TALLAHASSEE – More 290,000 women will be diagnosed with breast cancer this year. It means making big decisions about treatment plans and so many other things. That’s why emotional support is another important part of getting better.
A breast cancer diagnosis doesn’t just affect the person with the disease; it also changes their family and friends.
While their support is necessary, sometimes a patient needs a different kind of shoulder to lean on— someone who’s been there and survived.
That’s what the American Cancer Society’s Reach to Recovery program is all about.
Jackie Batchelor was diagnosed two years ago with stage zero breast cancer.
“There’s no cancer history in my family whatsoever and we’re all girls so I thought they got it wrong,” Jackie says.
At 47-years-old, Jackie chose to have a bilateral mastectomy.
“I didn’t want to have that worry in the back of my head every year to be screened again: oh my god…did it come back.”
During that time, her surgeon asked if she wanted to talk to someone.
“I said absolutely. I think I need that because it’s different…your family’s there…they love you, they cry with you and I needed something more.”
That ‘something more’ turned out to be Thersha Cowley and Reach to Recovery.
Breast cancer survivor Thersha Cowley says, “We are there to provide emotional and practical support to women who’ve been diagnosed or are living with cancer.”
The reason Thersha and others volunteer with Reach to Recovery, is that they know about breast cancer first-hand.
“This year will be my ten year anniversary,” Thersha says.
The first time Thersha called, Jackie says it felt like they’d known each other for years.
“She gave me that support. Things I didn’t even think about, questions I didn’t even… I didn’t even know. She was helping me get to the other side to recover,” Jackie says.
For Jackie and Thersha, what started out as a shoulder to lean on, quickly turned into a friend to laugh with.
“You have a connection with every patient in that: I know how you feel, I know your fears. I understand the uncertainty. When you meet someone like Jackie, it goes beyond that. It is so exciting that we can do these things together,” Thersha says.
That now includes Reach to Recovery.

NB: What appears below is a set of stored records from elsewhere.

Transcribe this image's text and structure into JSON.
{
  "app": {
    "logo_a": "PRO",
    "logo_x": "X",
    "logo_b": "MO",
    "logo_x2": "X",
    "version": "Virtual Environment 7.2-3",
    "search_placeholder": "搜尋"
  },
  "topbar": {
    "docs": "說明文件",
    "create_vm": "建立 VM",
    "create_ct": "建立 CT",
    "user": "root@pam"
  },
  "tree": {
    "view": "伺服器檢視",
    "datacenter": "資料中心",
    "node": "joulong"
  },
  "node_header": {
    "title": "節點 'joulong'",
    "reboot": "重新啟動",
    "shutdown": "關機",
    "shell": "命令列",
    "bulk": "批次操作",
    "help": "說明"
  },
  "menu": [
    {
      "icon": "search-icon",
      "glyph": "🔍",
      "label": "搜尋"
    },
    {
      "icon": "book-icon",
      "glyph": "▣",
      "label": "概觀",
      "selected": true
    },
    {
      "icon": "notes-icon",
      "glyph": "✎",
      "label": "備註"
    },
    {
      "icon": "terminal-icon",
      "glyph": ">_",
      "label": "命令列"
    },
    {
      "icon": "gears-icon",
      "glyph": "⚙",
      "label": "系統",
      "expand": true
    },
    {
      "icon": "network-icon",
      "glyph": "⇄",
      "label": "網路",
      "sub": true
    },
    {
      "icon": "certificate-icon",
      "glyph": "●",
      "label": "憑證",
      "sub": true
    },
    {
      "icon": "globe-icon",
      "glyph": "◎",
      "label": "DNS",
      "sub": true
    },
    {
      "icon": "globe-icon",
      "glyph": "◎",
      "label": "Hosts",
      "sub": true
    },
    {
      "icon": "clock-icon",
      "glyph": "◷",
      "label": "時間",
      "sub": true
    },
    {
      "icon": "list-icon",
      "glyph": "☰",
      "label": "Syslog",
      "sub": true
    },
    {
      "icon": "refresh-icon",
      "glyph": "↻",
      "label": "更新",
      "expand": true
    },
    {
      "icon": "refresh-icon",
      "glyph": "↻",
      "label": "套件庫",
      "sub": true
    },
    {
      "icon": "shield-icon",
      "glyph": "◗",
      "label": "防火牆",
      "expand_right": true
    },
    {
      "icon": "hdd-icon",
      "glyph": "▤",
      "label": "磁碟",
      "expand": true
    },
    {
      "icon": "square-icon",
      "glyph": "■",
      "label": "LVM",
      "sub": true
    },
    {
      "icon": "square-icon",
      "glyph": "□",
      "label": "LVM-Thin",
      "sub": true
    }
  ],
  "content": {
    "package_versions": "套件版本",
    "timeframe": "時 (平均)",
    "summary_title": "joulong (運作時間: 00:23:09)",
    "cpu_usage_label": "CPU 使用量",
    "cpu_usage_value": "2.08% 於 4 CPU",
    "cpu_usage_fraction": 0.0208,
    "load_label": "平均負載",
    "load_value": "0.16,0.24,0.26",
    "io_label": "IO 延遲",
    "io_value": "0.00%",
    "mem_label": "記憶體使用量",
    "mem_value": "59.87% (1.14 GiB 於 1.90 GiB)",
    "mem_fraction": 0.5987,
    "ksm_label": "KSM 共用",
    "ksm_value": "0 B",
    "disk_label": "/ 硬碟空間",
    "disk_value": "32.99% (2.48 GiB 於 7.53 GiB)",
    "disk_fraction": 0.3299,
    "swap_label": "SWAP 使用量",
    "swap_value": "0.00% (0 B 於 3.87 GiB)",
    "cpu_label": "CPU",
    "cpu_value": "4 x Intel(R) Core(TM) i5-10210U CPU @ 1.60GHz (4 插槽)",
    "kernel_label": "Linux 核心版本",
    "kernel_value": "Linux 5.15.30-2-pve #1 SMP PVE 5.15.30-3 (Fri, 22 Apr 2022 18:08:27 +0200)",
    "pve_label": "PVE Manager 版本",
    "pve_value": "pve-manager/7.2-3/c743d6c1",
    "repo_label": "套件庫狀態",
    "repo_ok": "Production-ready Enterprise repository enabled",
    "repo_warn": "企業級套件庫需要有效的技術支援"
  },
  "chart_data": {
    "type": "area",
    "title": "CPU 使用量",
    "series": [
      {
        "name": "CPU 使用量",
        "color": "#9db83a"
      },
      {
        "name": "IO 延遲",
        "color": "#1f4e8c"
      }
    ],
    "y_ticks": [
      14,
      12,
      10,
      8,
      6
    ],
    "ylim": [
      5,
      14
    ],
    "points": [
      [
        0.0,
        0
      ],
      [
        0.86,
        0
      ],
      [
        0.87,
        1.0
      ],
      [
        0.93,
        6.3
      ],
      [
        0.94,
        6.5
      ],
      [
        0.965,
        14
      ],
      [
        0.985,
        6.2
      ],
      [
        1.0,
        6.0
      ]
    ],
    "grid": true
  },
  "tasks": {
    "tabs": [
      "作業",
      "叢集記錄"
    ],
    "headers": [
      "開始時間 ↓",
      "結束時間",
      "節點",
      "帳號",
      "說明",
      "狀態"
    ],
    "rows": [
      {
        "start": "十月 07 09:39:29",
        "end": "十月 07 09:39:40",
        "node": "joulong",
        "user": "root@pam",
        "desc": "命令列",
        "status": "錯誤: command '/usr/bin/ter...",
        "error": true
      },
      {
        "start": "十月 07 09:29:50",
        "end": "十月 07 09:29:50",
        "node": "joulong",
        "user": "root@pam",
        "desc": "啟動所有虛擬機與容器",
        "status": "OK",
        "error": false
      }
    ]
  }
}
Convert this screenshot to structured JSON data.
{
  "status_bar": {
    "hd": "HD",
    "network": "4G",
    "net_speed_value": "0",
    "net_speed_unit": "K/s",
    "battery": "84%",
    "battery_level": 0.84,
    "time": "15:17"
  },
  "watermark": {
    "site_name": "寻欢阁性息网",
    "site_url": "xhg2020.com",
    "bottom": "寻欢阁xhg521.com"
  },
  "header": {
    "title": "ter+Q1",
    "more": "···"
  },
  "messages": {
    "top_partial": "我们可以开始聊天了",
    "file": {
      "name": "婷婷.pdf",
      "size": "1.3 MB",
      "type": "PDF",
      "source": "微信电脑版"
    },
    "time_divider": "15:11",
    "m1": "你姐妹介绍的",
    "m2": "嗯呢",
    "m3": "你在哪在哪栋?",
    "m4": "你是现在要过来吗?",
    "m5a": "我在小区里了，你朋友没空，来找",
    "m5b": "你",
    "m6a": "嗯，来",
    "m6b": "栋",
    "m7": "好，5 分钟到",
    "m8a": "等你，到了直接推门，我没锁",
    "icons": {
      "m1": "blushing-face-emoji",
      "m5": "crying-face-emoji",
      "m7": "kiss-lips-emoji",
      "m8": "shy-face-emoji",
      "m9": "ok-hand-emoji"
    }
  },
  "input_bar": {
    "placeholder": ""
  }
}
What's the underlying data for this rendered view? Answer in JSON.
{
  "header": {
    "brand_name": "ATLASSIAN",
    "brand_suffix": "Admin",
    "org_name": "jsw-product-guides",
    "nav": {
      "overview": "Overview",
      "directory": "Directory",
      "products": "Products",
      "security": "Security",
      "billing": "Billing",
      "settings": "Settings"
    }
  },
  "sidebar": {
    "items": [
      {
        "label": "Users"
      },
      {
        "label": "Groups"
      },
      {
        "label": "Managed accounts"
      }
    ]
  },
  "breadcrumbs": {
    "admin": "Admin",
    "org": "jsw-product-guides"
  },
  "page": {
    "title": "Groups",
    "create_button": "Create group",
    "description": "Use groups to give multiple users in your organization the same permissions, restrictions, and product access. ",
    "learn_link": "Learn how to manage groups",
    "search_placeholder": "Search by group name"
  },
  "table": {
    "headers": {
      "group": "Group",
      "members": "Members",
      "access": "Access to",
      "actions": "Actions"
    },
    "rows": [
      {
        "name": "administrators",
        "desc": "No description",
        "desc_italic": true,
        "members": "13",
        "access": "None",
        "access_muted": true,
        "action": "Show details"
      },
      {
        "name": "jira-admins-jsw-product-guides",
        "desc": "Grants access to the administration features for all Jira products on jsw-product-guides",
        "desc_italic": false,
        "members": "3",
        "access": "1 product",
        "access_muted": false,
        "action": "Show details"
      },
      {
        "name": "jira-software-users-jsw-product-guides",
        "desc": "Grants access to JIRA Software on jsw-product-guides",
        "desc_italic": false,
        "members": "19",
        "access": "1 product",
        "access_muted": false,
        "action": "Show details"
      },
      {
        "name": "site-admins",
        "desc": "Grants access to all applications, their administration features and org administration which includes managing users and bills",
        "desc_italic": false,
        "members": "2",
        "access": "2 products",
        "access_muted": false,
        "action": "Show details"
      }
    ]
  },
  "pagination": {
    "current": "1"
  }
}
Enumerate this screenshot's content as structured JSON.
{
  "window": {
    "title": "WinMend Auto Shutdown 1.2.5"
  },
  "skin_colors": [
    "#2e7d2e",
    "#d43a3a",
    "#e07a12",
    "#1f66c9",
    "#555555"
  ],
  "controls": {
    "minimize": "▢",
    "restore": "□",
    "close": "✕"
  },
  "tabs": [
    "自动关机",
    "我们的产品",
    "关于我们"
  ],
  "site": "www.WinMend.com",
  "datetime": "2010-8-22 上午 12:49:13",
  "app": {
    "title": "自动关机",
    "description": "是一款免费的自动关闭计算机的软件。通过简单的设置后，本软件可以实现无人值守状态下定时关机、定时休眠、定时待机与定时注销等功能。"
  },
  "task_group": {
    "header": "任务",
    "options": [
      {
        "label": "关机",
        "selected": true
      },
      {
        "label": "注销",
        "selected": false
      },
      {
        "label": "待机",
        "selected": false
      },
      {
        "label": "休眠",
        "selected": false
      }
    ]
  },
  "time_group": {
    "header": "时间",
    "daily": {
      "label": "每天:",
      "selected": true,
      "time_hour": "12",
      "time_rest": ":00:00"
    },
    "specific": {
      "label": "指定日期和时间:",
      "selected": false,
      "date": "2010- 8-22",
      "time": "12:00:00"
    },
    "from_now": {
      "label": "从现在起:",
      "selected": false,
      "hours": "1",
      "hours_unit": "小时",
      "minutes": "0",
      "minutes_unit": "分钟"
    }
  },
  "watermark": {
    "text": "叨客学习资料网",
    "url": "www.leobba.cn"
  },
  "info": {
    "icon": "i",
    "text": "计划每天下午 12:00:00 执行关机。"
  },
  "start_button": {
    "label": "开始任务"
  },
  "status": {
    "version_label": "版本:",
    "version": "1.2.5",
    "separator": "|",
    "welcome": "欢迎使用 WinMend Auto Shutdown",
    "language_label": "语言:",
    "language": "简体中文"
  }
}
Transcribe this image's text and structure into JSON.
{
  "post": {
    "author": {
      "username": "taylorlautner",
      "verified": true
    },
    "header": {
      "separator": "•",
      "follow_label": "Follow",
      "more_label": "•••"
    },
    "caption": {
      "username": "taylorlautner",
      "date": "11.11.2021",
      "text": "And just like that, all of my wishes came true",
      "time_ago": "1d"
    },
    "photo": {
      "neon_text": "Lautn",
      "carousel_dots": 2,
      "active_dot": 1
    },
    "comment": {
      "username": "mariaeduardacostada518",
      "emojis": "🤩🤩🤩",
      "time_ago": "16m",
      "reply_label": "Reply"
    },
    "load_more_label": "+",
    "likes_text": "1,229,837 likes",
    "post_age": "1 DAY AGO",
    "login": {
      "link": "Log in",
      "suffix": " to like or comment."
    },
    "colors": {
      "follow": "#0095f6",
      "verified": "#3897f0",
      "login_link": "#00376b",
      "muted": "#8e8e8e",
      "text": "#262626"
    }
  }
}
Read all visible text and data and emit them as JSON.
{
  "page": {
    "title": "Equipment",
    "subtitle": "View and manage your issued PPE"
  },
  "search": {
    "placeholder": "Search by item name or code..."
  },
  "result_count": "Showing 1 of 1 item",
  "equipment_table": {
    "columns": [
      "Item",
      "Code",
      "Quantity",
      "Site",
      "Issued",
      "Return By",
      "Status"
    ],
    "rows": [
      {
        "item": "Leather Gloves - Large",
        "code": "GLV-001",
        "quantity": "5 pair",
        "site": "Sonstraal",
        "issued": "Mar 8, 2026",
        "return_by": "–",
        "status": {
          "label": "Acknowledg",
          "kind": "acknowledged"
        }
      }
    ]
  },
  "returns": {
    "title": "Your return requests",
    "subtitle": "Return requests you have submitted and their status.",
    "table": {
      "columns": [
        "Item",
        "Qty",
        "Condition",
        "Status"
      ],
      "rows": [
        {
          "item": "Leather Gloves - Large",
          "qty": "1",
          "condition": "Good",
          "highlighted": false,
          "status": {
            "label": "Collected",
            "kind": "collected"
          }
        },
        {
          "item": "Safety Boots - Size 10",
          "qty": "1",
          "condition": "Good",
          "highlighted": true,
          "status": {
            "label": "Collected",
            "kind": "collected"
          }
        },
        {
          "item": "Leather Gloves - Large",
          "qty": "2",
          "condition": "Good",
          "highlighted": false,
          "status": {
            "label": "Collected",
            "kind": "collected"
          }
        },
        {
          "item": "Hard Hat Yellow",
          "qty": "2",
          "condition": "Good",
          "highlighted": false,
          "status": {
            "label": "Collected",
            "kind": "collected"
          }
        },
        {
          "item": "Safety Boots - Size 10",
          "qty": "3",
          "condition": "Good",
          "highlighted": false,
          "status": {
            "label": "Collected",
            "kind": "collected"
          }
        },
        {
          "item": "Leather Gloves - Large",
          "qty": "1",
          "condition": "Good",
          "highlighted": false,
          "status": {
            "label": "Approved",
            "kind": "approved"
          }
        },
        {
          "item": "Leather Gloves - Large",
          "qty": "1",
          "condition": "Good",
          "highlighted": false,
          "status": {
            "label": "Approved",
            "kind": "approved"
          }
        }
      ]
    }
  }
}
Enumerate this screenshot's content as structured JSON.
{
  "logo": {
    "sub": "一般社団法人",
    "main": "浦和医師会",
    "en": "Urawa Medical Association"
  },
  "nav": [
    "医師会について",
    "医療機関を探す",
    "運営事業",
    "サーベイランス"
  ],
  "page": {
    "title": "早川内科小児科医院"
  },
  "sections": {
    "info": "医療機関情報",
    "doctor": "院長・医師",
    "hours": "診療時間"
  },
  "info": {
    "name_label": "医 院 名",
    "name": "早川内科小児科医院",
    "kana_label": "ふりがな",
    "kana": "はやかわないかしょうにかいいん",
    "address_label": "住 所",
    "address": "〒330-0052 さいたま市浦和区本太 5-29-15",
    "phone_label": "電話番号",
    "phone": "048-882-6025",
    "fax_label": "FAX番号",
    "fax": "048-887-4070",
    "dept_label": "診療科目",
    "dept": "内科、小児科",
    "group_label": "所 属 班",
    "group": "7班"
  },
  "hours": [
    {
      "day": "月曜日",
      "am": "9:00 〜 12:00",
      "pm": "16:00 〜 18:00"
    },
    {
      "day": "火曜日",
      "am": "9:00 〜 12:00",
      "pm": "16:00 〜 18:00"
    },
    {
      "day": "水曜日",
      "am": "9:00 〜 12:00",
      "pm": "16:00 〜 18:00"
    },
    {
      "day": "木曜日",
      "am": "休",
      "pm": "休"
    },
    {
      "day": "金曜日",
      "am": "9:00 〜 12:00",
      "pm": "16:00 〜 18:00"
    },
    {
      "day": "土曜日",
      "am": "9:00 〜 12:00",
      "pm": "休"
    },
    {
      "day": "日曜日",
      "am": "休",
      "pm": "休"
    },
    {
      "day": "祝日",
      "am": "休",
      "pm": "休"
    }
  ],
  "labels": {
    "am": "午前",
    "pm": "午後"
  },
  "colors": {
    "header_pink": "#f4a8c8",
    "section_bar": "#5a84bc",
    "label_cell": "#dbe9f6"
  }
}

A 2-year survivor, Jackie just finished her training to become a volunteer.
“Knowing what Thersha did for me, the way she is, the resources she provided to me. I knew I had to give back,” Jackie says.
Now they both are. Showing other women who are going through breast cancer that they can come out on the other side as a smiling survivor.
To become a Reach to Recovery volunteer, a person must be one year out from their treatments, that way they can be emotionally ready to support others. They also have to go through training and a lengthy interview process.
If you would like to be connected to a Reach to Recovery volunteer, call the American Cancer Society at 1-800-227-2345.